Racing Manhattan won’t suit every taste, but I can see it working well with athletic teens and readers who identify as “square pegs.” It’s a long book for YA, but it’s nicely paced and rewarding. I recommend this book enthusiastically.
Originally published on LibraryThing on January 7, 2018.
by Ausma Zehanat Khan
Orca Book Publishers, 2018
Ramadan is the holy month of fasting observed by Muslims to teach and uphold key beliefs. It is a period for reflection, empathy, and renewal; it is also a time for family and community — particularly at the arrival of Eid-al-Fitr, the end of the fast.
Ramadan provides a clear, accessible introduction to Ramadan and Islamic beliefs generally. The author explains the stages of Ramadan and the practices associated with the holy month. Her presentation includes a survey of Ramadan traditions from diverse societies around the world, as well as her personal reminiscences and short profiles of young Muslims’ individual choices and needs during a month-long fast. The text also includes quotations from young people explaining what Ramadan means to them, an excellent extension of Ausma Zehanat Khan’s own story. The text is supported by a glossary and a short list of references. There are even a few recipes for readers who want to sample the flavours of other cultures. Throughout, the author’s voice is warm and friendly, but also respectful — nicely balanced.

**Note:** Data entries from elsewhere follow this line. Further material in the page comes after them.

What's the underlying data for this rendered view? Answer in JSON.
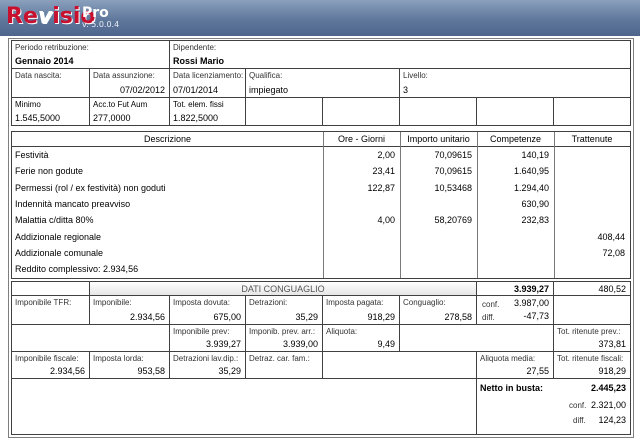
{
  "app": {
    "logo_pre": "Re",
    "logo_v": "v",
    "logo_post": "isio",
    "pro": "Pro",
    "version": "v. 5.0.0.4"
  },
  "top": {
    "periodo_label": "Periodo retribuzione:",
    "periodo_value": "Gennaio 2014",
    "dipendente_label": "Dipendente:",
    "dipendente_value": "Rossi Mario",
    "nascita_label": "Data nascita:",
    "nascita_value": "",
    "assunzione_label": "Data assunzione:",
    "assunzione_value": "07/02/2012",
    "licenziamento_label": "Data licenziamento:",
    "licenziamento_value": "07/01/2014",
    "qualifica_label": "Qualifica:",
    "qualifica_value": "impiegato",
    "livello_label": "Livello:",
    "livello_value": "3",
    "minimo_label": "Minimo",
    "minimo_value": "1.545,5000",
    "acc_label": "Acc.to Fut Aum",
    "acc_value": "277,0000",
    "tot_label": "Tot. elem. fissi",
    "tot_value": "1.822,5000"
  },
  "table": {
    "headers": {
      "descrizione": "Descrizione",
      "ore": "Ore - Giorni",
      "importo": "Importo unitario",
      "competenze": "Competenze",
      "trattenute": "Trattenute"
    },
    "rows": [
      {
        "desc": "Festività",
        "ore": "2,00",
        "imp": "70,09615",
        "comp": "140,19",
        "tratt": ""
      },
      {
        "desc": "Ferie non godute",
        "ore": "23,41",
        "imp": "70,09615",
        "comp": "1.640,95",
        "tratt": ""
      },
      {
        "desc": "Permessi (rol / ex festività) non goduti",
        "ore": "122,87",
        "imp": "10,53468",
        "comp": "1.294,40",
        "tratt": ""
      },
      {
        "desc": "Indennità mancato preavviso",
        "ore": "",
        "imp": "",
        "comp": "630,90",
        "tratt": ""
      },
      {
        "desc": "Malattia c/ditta 80%",
        "ore": "4,00",
        "imp": "58,20769",
        "comp": "232,83",
        "tratt": ""
      },
      {
        "desc": "Addizionale regionale",
        "ore": "",
        "imp": "",
        "comp": "",
        "tratt": "408,44"
      },
      {
        "desc": "Addizionale comunale",
        "ore": "",
        "imp": "",
        "comp": "",
        "tratt": "72,08"
      },
      {
        "desc": "Reddito complessivo: 2.934,56",
        "ore": "",
        "imp": "",
        "comp": "",
        "tratt": ""
      }
    ]
  },
  "conguaglio": {
    "title": "DATI CONGUAGLIO",
    "tot_comp": "3.939,27",
    "tot_tratt": "480,52",
    "imponibile_tfr_label": "Imponibile TFR:",
    "imponibile_label": "Imponibile:",
    "imponibile_value": "2.934,56",
    "imposta_dovuta_label": "Imposta dovuta:",
    "imposta_dovuta_value": "675,00",
    "detrazioni_label": "Detrazioni:",
    "detrazioni_value": "35,29",
    "imposta_pagata_label": "Imposta pagata:",
    "imposta_pagata_value": "918,29",
    "conguaglio_label": "Conguaglio:",
    "conguaglio_value": "278,58",
    "conf_label": "conf.",
    "conf_value": "3.987,00",
    "diff_label": "diff.",
    "diff_value": "-47,73",
    "imp_prev_label": "Imponibile prev:",
    "imp_prev_value": "3.939,27",
    "imp_prev_arr_label": "Imponib. prev. arr.:",
    "imp_prev_arr_value": "3.939,00",
    "aliquota_label": "Aliquota:",
    "aliquota_value": "9,49",
    "tot_rit_prev_label": "Tot. ritenute prev.:",
    "tot_rit_prev_value": "373,81",
    "imp_fiscale_label": "Imponibile fiscale:",
    "imp_fiscale_value": "2.934,56",
    "imposta_lorda_label": "Imposta lorda:",
    "imposta_lorda_value": "953,58",
    "detr_lav_label": "Detrazioni lav.dip.:",
    "detr_lav_value": "35,29",
    "detr_fam_label": "Detraz. car. fam.:",
    "detr_fam_value": "",
    "aliquota_media_label": "Aliquota media:",
    "aliquota_media_value": "27,55",
    "tot_rit_fisc_label": "Tot. ritenute fiscali:",
    "tot_rit_fisc_value": "918,29",
    "netto_label": "Netto in busta:",
    "netto_value": "2.445,23",
    "netto_conf_label": "conf.",
    "netto_conf_value": "2.321,00",
    "netto_diff_label": "diff.",
    "netto_diff_value": "124,23"
  }
}
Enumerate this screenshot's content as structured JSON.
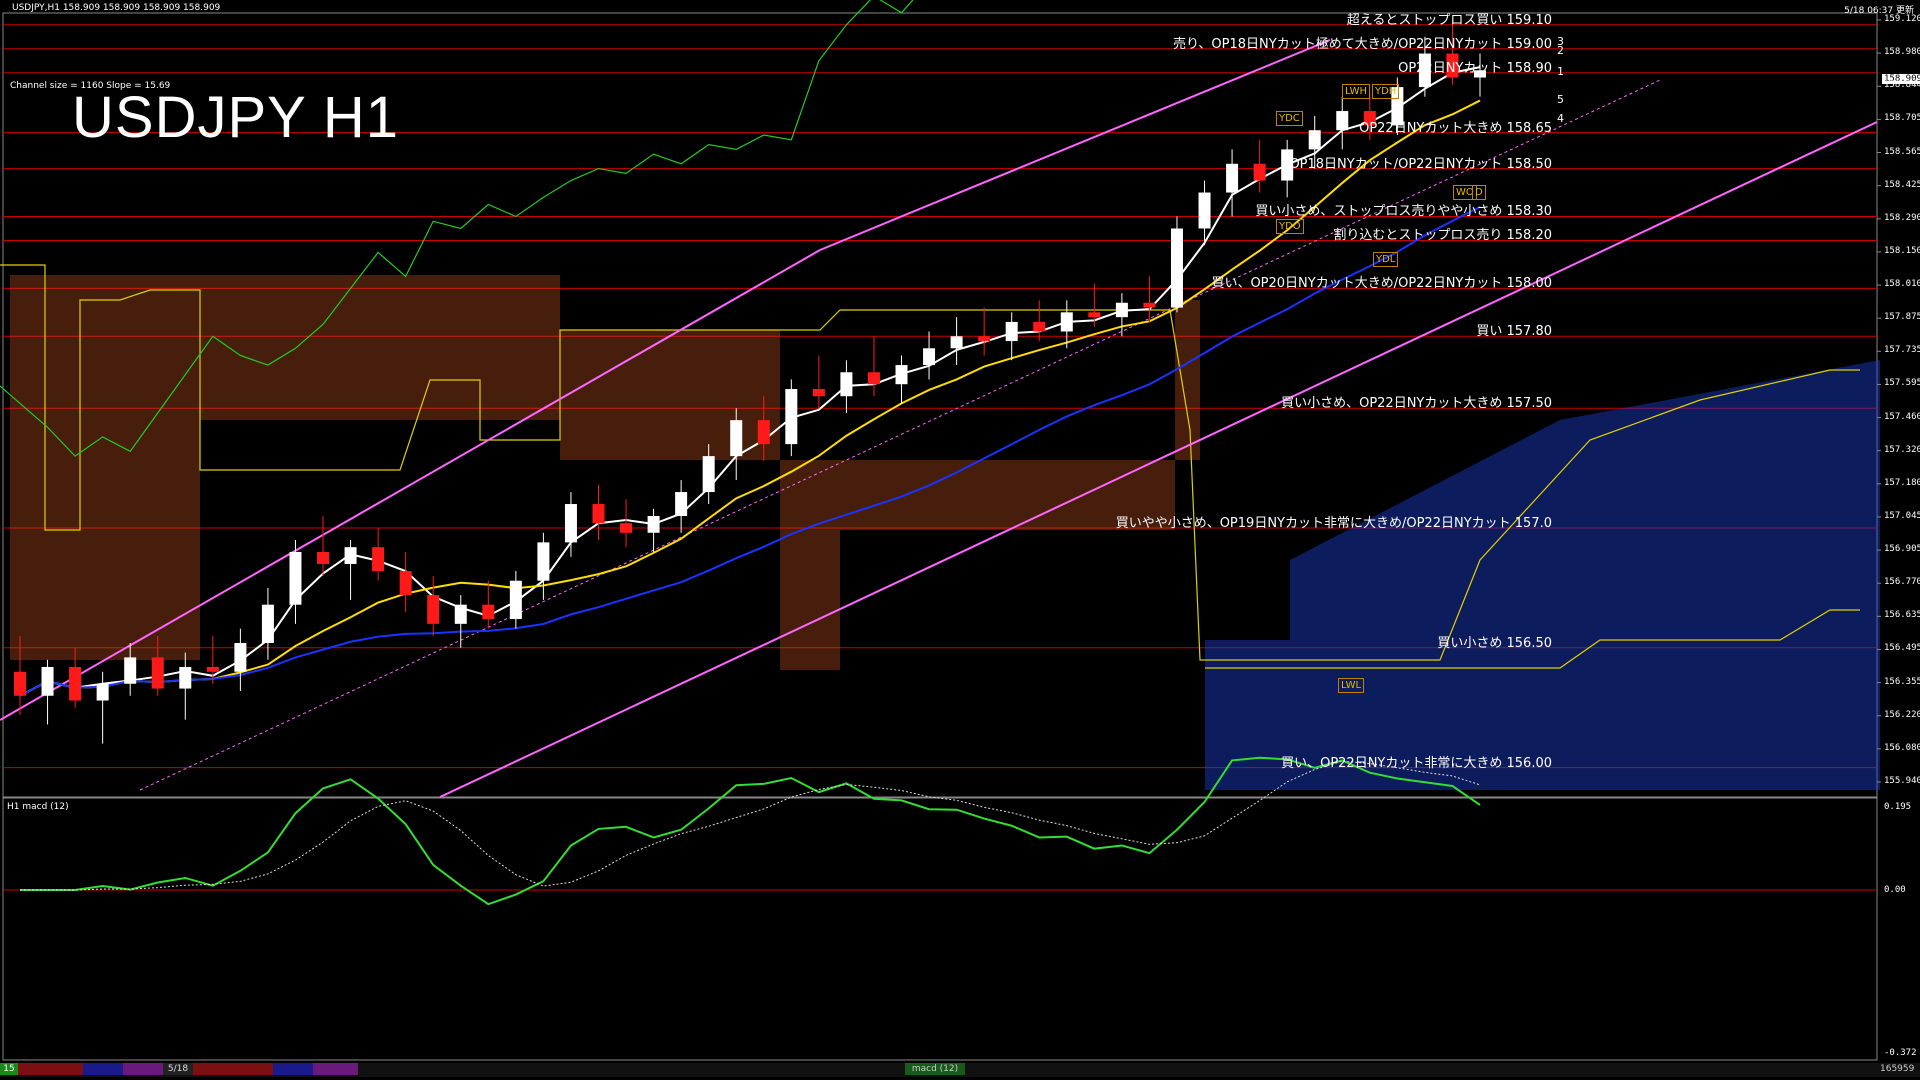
{
  "header": {
    "symbol_info": "USDJPY,H1  158.909 158.909 158.909 158.909",
    "server_time": "5/18 06:37 更新",
    "channel_info": "Channel size = 1160 Slope = 15.69",
    "big_title": "USDJPY H1"
  },
  "colors": {
    "background": "#000000",
    "level_line": "#cc0000",
    "channel": "#ff66ff",
    "ichimoku_cloud_bull": "#cc5522",
    "ichimoku_cloud_bear": "#1a3fcc",
    "ma_white": "#ffffff",
    "ma_yellow": "#ffdd00",
    "ma_blue": "#1a33ff",
    "chikou_green": "#22cc22",
    "bull_candle": "#ffffff",
    "bear_candle": "#ff1a1a",
    "macd_green": "#33dd33",
    "macd_pink": "#ee88aa"
  },
  "chart_data": {
    "type": "candlestick",
    "symbol": "USDJPY",
    "timeframe": "H1",
    "current_price": "158.909",
    "y_ticks": [
      "159.120",
      "158.980",
      "158.844",
      "158.705",
      "158.565",
      "158.425",
      "158.290",
      "158.150",
      "158.010",
      "157.875",
      "157.735",
      "157.595",
      "157.460",
      "157.320",
      "157.180",
      "157.045",
      "156.905",
      "156.770",
      "156.635",
      "156.495",
      "156.355",
      "156.220",
      "156.080",
      "155.940"
    ],
    "ylim": [
      155.94,
      159.12
    ],
    "levels": [
      {
        "price": 159.1,
        "text": "超えるとストップロス買い 159.10"
      },
      {
        "price": 159.0,
        "text": "売り、OP18日NYカット極めて大きめ/OP22日NYカット 159.00"
      },
      {
        "price": 158.9,
        "text": "OP22日NYカット 158.90"
      },
      {
        "price": 158.65,
        "text": "OP22日NYカット大きめ 158.65"
      },
      {
        "price": 158.5,
        "text": "OP18日NYカット/OP22日NYカット 158.50"
      },
      {
        "price": 158.3,
        "text": "買い小さめ、ストップロス売りやや小さめ 158.30"
      },
      {
        "price": 158.2,
        "text": "割り込むとストップロス売り 158.20"
      },
      {
        "price": 158.0,
        "text": "買い、OP20日NYカット大きめ/OP22日NYカット 158.00"
      },
      {
        "price": 157.8,
        "text": "買い 157.80"
      },
      {
        "price": 157.5,
        "text": "買い小さめ、OP22日NYカット大きめ 157.50"
      },
      {
        "price": 157.0,
        "text": "買いやや小さめ、OP19日NYカット非常に大きめ/OP22日NYカット 157.0"
      },
      {
        "price": 156.5,
        "text": "買い小さめ 156.50"
      },
      {
        "price": 156.0,
        "text": "買い、OP22日NYカット非常に大きめ 156.00"
      }
    ],
    "box_labels": [
      "LWH",
      "YDH",
      "YDC",
      "YDO",
      "YDL",
      "LWL",
      "WO",
      "D"
    ],
    "number_labels": [
      "3",
      "2",
      "1",
      "5",
      "4"
    ],
    "candles": [
      {
        "o": 156.4,
        "h": 156.55,
        "l": 156.22,
        "c": 156.3
      },
      {
        "o": 156.3,
        "h": 156.45,
        "l": 156.18,
        "c": 156.42
      },
      {
        "o": 156.42,
        "h": 156.5,
        "l": 156.25,
        "c": 156.28
      },
      {
        "o": 156.28,
        "h": 156.4,
        "l": 156.1,
        "c": 156.35
      },
      {
        "o": 156.35,
        "h": 156.52,
        "l": 156.3,
        "c": 156.46
      },
      {
        "o": 156.46,
        "h": 156.55,
        "l": 156.3,
        "c": 156.33
      },
      {
        "o": 156.33,
        "h": 156.48,
        "l": 156.2,
        "c": 156.42
      },
      {
        "o": 156.42,
        "h": 156.55,
        "l": 156.35,
        "c": 156.4
      },
      {
        "o": 156.4,
        "h": 156.58,
        "l": 156.32,
        "c": 156.52
      },
      {
        "o": 156.52,
        "h": 156.75,
        "l": 156.45,
        "c": 156.68
      },
      {
        "o": 156.68,
        "h": 156.95,
        "l": 156.6,
        "c": 156.9
      },
      {
        "o": 156.9,
        "h": 157.05,
        "l": 156.8,
        "c": 156.85
      },
      {
        "o": 156.85,
        "h": 156.95,
        "l": 156.7,
        "c": 156.92
      },
      {
        "o": 156.92,
        "h": 157.0,
        "l": 156.78,
        "c": 156.82
      },
      {
        "o": 156.82,
        "h": 156.9,
        "l": 156.65,
        "c": 156.72
      },
      {
        "o": 156.72,
        "h": 156.8,
        "l": 156.55,
        "c": 156.6
      },
      {
        "o": 156.6,
        "h": 156.72,
        "l": 156.5,
        "c": 156.68
      },
      {
        "o": 156.68,
        "h": 156.78,
        "l": 156.58,
        "c": 156.62
      },
      {
        "o": 156.62,
        "h": 156.82,
        "l": 156.58,
        "c": 156.78
      },
      {
        "o": 156.78,
        "h": 156.98,
        "l": 156.7,
        "c": 156.94
      },
      {
        "o": 156.94,
        "h": 157.15,
        "l": 156.88,
        "c": 157.1
      },
      {
        "o": 157.1,
        "h": 157.18,
        "l": 156.95,
        "c": 157.02
      },
      {
        "o": 157.02,
        "h": 157.12,
        "l": 156.92,
        "c": 156.98
      },
      {
        "o": 156.98,
        "h": 157.08,
        "l": 156.9,
        "c": 157.05
      },
      {
        "o": 157.05,
        "h": 157.2,
        "l": 156.98,
        "c": 157.15
      },
      {
        "o": 157.15,
        "h": 157.35,
        "l": 157.1,
        "c": 157.3
      },
      {
        "o": 157.3,
        "h": 157.5,
        "l": 157.2,
        "c": 157.45
      },
      {
        "o": 157.45,
        "h": 157.55,
        "l": 157.28,
        "c": 157.35
      },
      {
        "o": 157.35,
        "h": 157.62,
        "l": 157.3,
        "c": 157.58
      },
      {
        "o": 157.58,
        "h": 157.72,
        "l": 157.5,
        "c": 157.55
      },
      {
        "o": 157.55,
        "h": 157.7,
        "l": 157.48,
        "c": 157.65
      },
      {
        "o": 157.65,
        "h": 157.8,
        "l": 157.55,
        "c": 157.6
      },
      {
        "o": 157.6,
        "h": 157.72,
        "l": 157.52,
        "c": 157.68
      },
      {
        "o": 157.68,
        "h": 157.82,
        "l": 157.62,
        "c": 157.75
      },
      {
        "o": 157.75,
        "h": 157.88,
        "l": 157.68,
        "c": 157.8
      },
      {
        "o": 157.8,
        "h": 157.92,
        "l": 157.72,
        "c": 157.78
      },
      {
        "o": 157.78,
        "h": 157.9,
        "l": 157.7,
        "c": 157.86
      },
      {
        "o": 157.86,
        "h": 157.95,
        "l": 157.78,
        "c": 157.82
      },
      {
        "o": 157.82,
        "h": 157.95,
        "l": 157.75,
        "c": 157.9
      },
      {
        "o": 157.9,
        "h": 158.02,
        "l": 157.84,
        "c": 157.88
      },
      {
        "o": 157.88,
        "h": 157.98,
        "l": 157.8,
        "c": 157.94
      },
      {
        "o": 157.94,
        "h": 158.05,
        "l": 157.86,
        "c": 157.92
      },
      {
        "o": 157.92,
        "h": 158.3,
        "l": 157.9,
        "c": 158.25
      },
      {
        "o": 158.25,
        "h": 158.45,
        "l": 158.18,
        "c": 158.4
      },
      {
        "o": 158.4,
        "h": 158.58,
        "l": 158.3,
        "c": 158.52
      },
      {
        "o": 158.52,
        "h": 158.62,
        "l": 158.4,
        "c": 158.45
      },
      {
        "o": 158.45,
        "h": 158.62,
        "l": 158.38,
        "c": 158.58
      },
      {
        "o": 158.58,
        "h": 158.72,
        "l": 158.5,
        "c": 158.66
      },
      {
        "o": 158.66,
        "h": 158.8,
        "l": 158.58,
        "c": 158.74
      },
      {
        "o": 158.74,
        "h": 158.82,
        "l": 158.62,
        "c": 158.68
      },
      {
        "o": 158.68,
        "h": 158.88,
        "l": 158.64,
        "c": 158.84
      },
      {
        "o": 158.84,
        "h": 159.05,
        "l": 158.8,
        "c": 158.98
      },
      {
        "o": 158.98,
        "h": 159.12,
        "l": 158.85,
        "c": 158.88
      },
      {
        "o": 158.88,
        "h": 158.98,
        "l": 158.8,
        "c": 158.91
      }
    ]
  },
  "macd_panel": {
    "label": "H1 macd (12)",
    "ticks": [
      "0.195",
      "0.00",
      "-0.372"
    ]
  },
  "bottom_bar": {
    "left_label": "15",
    "date_label": "5/18",
    "macd_label": "macd (12)",
    "right_label": "165959"
  }
}
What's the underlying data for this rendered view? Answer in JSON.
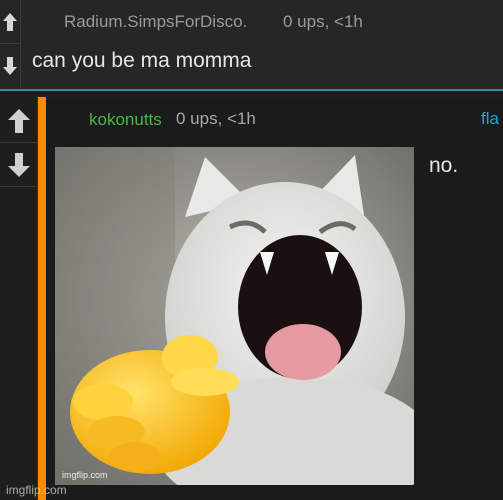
{
  "comment1": {
    "author": "Radium.SimpsForDisco.",
    "meta": "0 ups, <1h",
    "body": "can you be ma momma"
  },
  "comment2": {
    "author": "kokonutts",
    "meta": "0 ups, <1h",
    "flag": "fla",
    "body": "no.",
    "meme_tag": "imgflip.com"
  },
  "watermark": "imgflip.com",
  "colors": {
    "thread_bar": "#ff8a00",
    "author_green": "#46b846",
    "flag_blue": "#1fa3e0",
    "divider_teal": "#2f8fa3"
  },
  "icons": [
    "upvote-arrow-icon",
    "downvote-arrow-icon"
  ]
}
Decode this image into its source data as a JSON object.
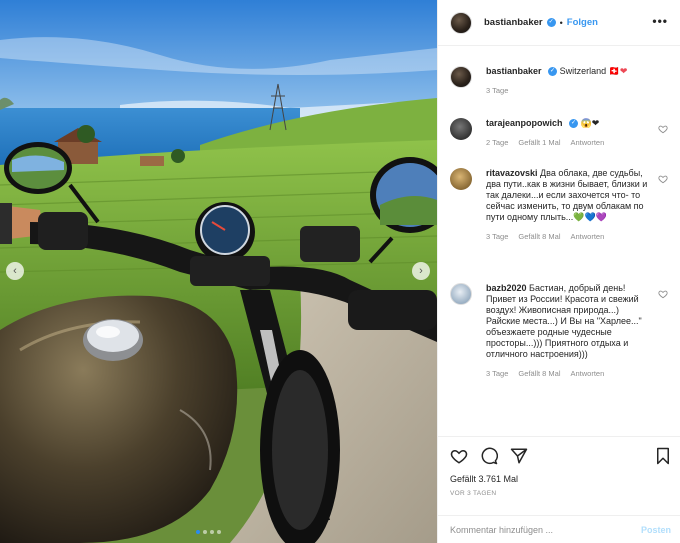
{
  "post": {
    "username": "bastianbaker",
    "verified": true,
    "follow_label": "Folgen",
    "header_separator": "•",
    "more_label": "•••"
  },
  "caption": {
    "username": "bastianbaker",
    "text": "Switzerland",
    "emoji": "🇨🇭❤",
    "time": "3 Tage"
  },
  "comments": [
    {
      "username": "tarajeanpopowich",
      "verified": true,
      "text": "😱❤",
      "time": "2 Tage",
      "likes": "Gefällt 1 Mal",
      "reply": "Antworten"
    },
    {
      "username": "ritavazovski",
      "verified": false,
      "text": "Два облака, две судьбы, два пути..как в жизни бывает, близки и так далеки...и если захочется что- то сейчас изменить, то двум облакам по пути одному плыть...💚💙💜",
      "time": "3 Tage",
      "likes": "Gefällt 8 Mal",
      "reply": "Antworten"
    },
    {
      "username": "bazb2020",
      "verified": false,
      "text": "Бастиан, добрый день! Привет из России! Красота и свежий воздух! Живописная природа...) Райские места...) И Вы на \"Харлее...\" объезжаете родные чудесные просторы...))) Приятного отдыха и отличного настроения)))",
      "time": "3 Tage",
      "likes": "Gefällt 8 Mal",
      "reply": "Antworten"
    }
  ],
  "footer": {
    "likes": "Gefällt 3.761 Mal",
    "ago": "VOR 3 TAGEN",
    "comment_placeholder": "Kommentar hinzufügen ...",
    "post_label": "Posten"
  },
  "carousel": {
    "prev": "‹",
    "next": "›",
    "slide_count": 4,
    "active_slide": 1
  },
  "icons": {
    "like": "heart-outline-icon",
    "comment": "comment-bubble-icon",
    "share": "paper-plane-icon",
    "save": "bookmark-icon"
  },
  "colors": {
    "link_blue": "#3897f0",
    "muted": "#8e8e8e",
    "post_disabled": "#b2dffc"
  }
}
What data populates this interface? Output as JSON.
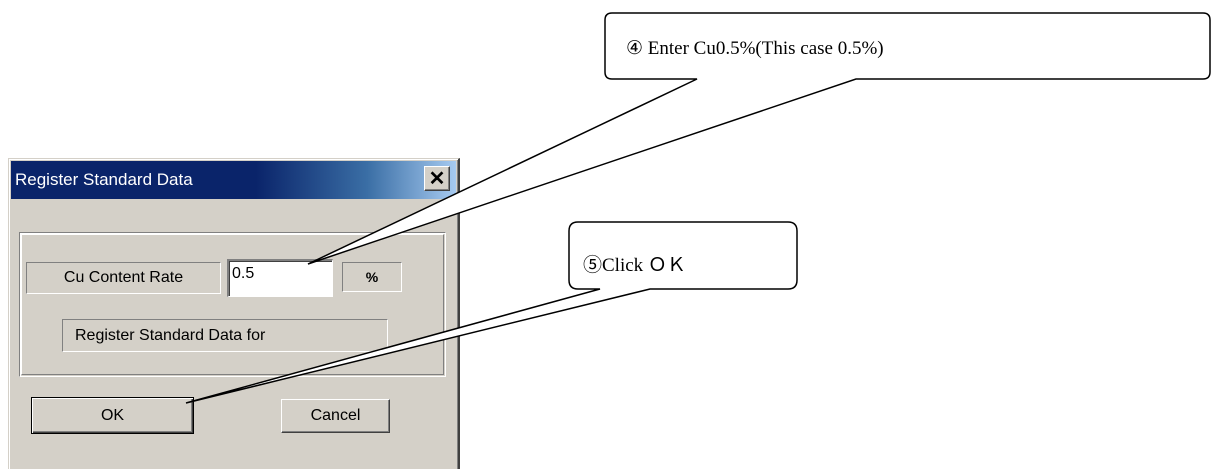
{
  "dialog": {
    "title": "Register Standard Data",
    "close_glyph": "✕",
    "cu_label": "Cu Content Rate",
    "cu_value": "0.5",
    "unit": "%",
    "register_label": "Register Standard Data for",
    "ok_label": "OK",
    "cancel_label": "Cancel"
  },
  "callouts": {
    "step4": "④ Enter Cu0.5%(This case 0.5%)",
    "step5": "⑤Click ＯＫ"
  },
  "colors": {
    "titlebar": "#0a246a",
    "dialog_face": "#d4d0c8"
  }
}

Ramadan is a new volume in the Orca Origins series, which has been uniformly well researched and attractively presented. The colour palette of this book is soft and appealing, while the bright full-colour images add interest to every page. This series has been insightfully planned and carried out: books like Khan’s Ramadan make intercultural discovery and understanding fascinating and fun. I particularly like how prominent girls and women are in this text. And while the book is intended for kids, there are many adults who would benefit from reading it to dispel their misunderstandings. I emphatically recommend Ramadan: The Holy Month of Fasting to any class or community interested in reading for multicultural understanding.
This review was originally published in Resource Links, February 2018.
by Susin Nielsen
Tundra Books, 2017
Petula wants her life to be as safe, quiet, and unremarkable as possible. Since the tragic death of her little sister, Petula has cut unnecessary social ties, turned inside herself, and become an expert at identifying — and avoiding — risk. Then she meets a boy she dubs the Bionic Man; soon she’s questioning her ideas about safety and security. With friendships, relationships, and her own mental wellness hanging in the balance, Petula must decide whether to take a chance on a boy who gives her so much, but could hurt her very badly.
I loved Optimists Die First. I enjoyed it much more than Nielsen’s 2016 book We Are All Made of Molecules. Although the plot sounds like a romance (and there is a romantic relationship at the centre of the plot), the novel engages much bigger issues than simply girl meets boy. A twist revelation late in the book adds depth and dimension to the story; I appreciated that the author didn’t let her characters take the easy way out.
Optimists Die First is likely to become a favourite with YA readers. With all her anxieties, Petula is initially tough to like, but she’s worth getting to know.
Originally published on LibraryThing on July 24, 2017.